Paraguay's Senate began a trial on Friday that could result in the ouster of President Fernando Lugo, following his impeachment the day before.
Adolfo Ferreiro, one of the president's lawyers, said that Lugo wouldn't appear at the trial in the Senate and would be defended by his lawyers. The Senate is trying Lugo for allegedly having a role in a deadly confrontation involving landless farmers that left 17 dead.
Thousands of demonstrators gathered at Asuncion's main square in front of Congress to show their support for Lugo and condemn the trial. They waved flags and chanted slogans including: "The people, united, will never be defeated!"
Police separated groups of pro- and anti-Lugo protesters.
Paraguay's lower house of Congress voted to impeach Lugo on Thursday, and the president said he would face the trial. In an interview with the Venezuela-based television channel Telesur, Lugo called it an attempt to carry out an "express coup d'etat."
This shows Lugo's political weakness. He couldn't build an alternative to the Colorado Party, which stayed under the shadows building power and winning more support.
- Roberto Bacman, an Argentine political analyst
A delegation of foreign ministers from the Union of South American Nations, or Unasur, arrived in Paraguay ahead of the trial to discuss the crisis.
Lugo's allies including the leaders of Bolivia and Ecuador have expressed concern and support for the president. Ecuador's president, Rafael Correa, said on Thursday night that Unasur could not "recognize the new government" if Lugo were to be ousted.
Venezuelan Vice President Elias Jaua also backed Lugo at rally in Venezuela, calling it a struggle for "democracy to be respected."
The growing crisis has put Paraguay's fragile democracy to a test, and prompted frightened residents to close shops and pull children out of schools fearing potential violence.
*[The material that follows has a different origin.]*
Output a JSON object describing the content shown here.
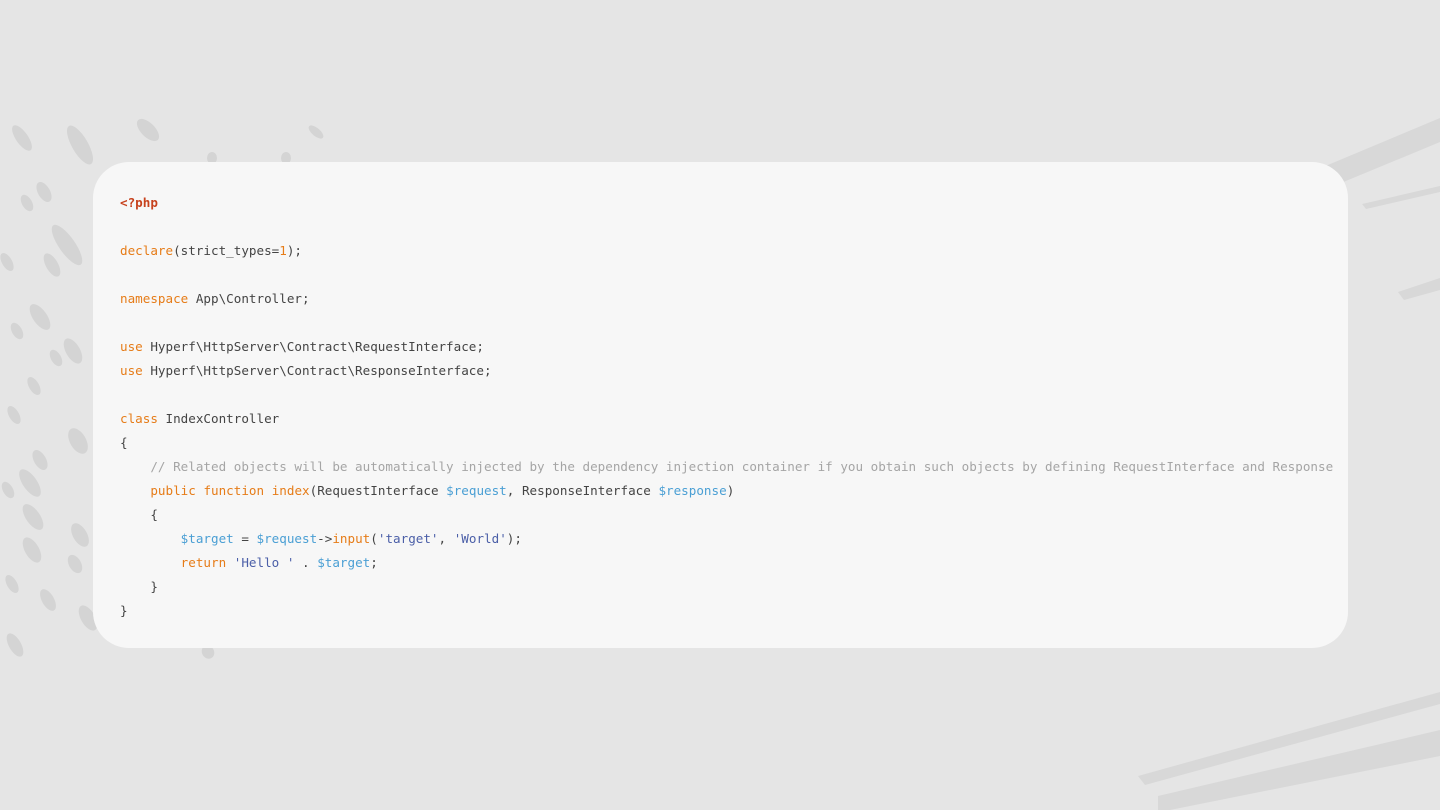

The impoverished, landlocked nation has a long history of political instability. Lugo was elected four years ago on promises of helping the South American country's poor, but his more moderate government allies have increasingly turned against him in recent years.
If ousted, Lugo would be replaced by Vice President Federico Franco. Franco, of the Authentic Radical Liberal Party, "is ready to assume command and pacify the country," said Liberal lawmaker Enrique Sallim Buzarquis.
Lugo's election in 2008 ended 61 years of rule by the Colorado Party, and he has constantly clashed with Congress, where he has few firm allies.
Roberto Bacman, an Argentine political analyst, said he thinks all signs point to a political "conspiracy."
"This shows Lugo's political weakness. He couldn't build an alternative to the Colorado Party, which stayed under the shadows building power and winning more support," Bacman said.
The trigger for the current impeachment was an attempt by police to evict about 150 farmers from a remote, 4,900-acre (2,000-hectare) reserve, which is part of a huge estate owned by a Colorado Party politician. Advocates for the farmers say the landowner used political influence to get the land from the state decades ago, and say it should have been put to use for land reform.
Seventeen people died in the clash and many people blamed Lugo.
Lugo, 61, has expressed sorrow at the confrontation and accepted the resignations of his interior minister and his chief of police.
Fernando Estenssoro, a political analyst at University of Santiago in Chile, said the political conflict seemed capable of triggering violence, even though technically Lugo's opponents appeared to be operating within the constitution.
"Nothing's illegal up to now. But the constitution needs to be reformed. An impeachment trial where a president has only two hours to defend himself? It's absurd. Where else have you heard of something like that?," Estenssoro said. "His supporters are not going stand by with their arms crossed while he's removed from power."